Quotes: On Patience, and Resilience

“it is sometimes tiring to try to get the Vietnamese to do something which is, after all, for their own good (or so we think . . .). On the other hand, when I step back just a little to look at everything, it seems to me that the Vietnamese have taken our overbearing presence rather well over the last few years. We arrive here with no knowledge of the country or of the situation and immediately start giving advice, some of which we can really turn almost into orders because of the materials and money and transportation that we fully control. I think that no American would stand for such a deep and continuing interference in our affairs, even if it appeared that survival was at stake. Yet the Vietnamese accept it, and with rather good grace.”

– Richard Holbrooke as a young foreign service officer in Vietnam, quoted by George Packer in The Longest Wars in Foreign Affairs magazine.

“This part of the city belonged to the Westerners, and the Vietnamese here were in the business of making money off them—either by feeding them in the restaurants, selling them the items from the rickety stands, driving them about the city in the rusted cyclos, having sex with them, spying on them, or some combination of the above.”

– on Saigon, 1965 from Tatjana Soli in The Lotus Eaters

Arctic Route

Travel Time, two posts back, had it about right. Regulatory confidence in Boeing’s abilities to fly on two jet engines over the pole produced this flight path for us on Tuesday/Wednesday. The flight was Air China CA818 Dulles to Beijing, fourteen hours in a Boeing 777.

Never having seen Hudson Bay in mid-April, I’m here to testify that there’s not a thing down there, no sign of Churchill and polar bears, just icy patches with streams to the bay and snow fields beyond.

Washington Dulles to Beijing was followed by Beijing to HCMC where everybody is wilting after several 97 degree days.

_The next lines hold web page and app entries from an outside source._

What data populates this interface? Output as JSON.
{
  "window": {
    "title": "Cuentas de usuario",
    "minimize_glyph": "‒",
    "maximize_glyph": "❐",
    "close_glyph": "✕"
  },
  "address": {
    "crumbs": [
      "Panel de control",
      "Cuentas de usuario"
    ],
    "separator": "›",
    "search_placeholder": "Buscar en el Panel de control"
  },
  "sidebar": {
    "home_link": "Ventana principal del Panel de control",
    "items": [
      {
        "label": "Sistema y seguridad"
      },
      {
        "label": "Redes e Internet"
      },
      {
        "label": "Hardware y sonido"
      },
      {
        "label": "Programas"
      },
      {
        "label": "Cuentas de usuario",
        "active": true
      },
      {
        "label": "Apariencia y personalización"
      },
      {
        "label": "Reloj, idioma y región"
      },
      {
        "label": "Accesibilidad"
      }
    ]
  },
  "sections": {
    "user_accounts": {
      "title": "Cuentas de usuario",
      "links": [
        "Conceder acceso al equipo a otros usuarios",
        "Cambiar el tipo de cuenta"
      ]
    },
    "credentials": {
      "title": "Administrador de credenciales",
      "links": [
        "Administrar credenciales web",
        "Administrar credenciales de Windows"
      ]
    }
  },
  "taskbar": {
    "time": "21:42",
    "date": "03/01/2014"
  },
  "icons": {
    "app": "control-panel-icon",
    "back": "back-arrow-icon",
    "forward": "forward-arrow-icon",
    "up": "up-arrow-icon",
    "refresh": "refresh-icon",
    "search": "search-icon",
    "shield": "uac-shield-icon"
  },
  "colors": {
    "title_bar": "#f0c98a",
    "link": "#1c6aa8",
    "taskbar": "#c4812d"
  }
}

Photo a Day, Vietnam, Day 15

A photo a day from Vietnam ahead of a month in Saigon. Here, the Continental Hotel. Graham Greene spent an extended stay here, and the Continental featured in his The Quiet American. It was also the location of the Time and Newsweek bureaux during the war, and our home on our first trip to Vietnam twenty-some years ago.

That’s the 19th century French-built Notre Dame Cathedral lit up on the horizon, above, seen in a different view here:

These daily photos are collecting all in one place on Earthphotos.com. We’ll be on the road for a few months, so we’ve called our EarthPhotos archive page Around the World, Slowly. Join us.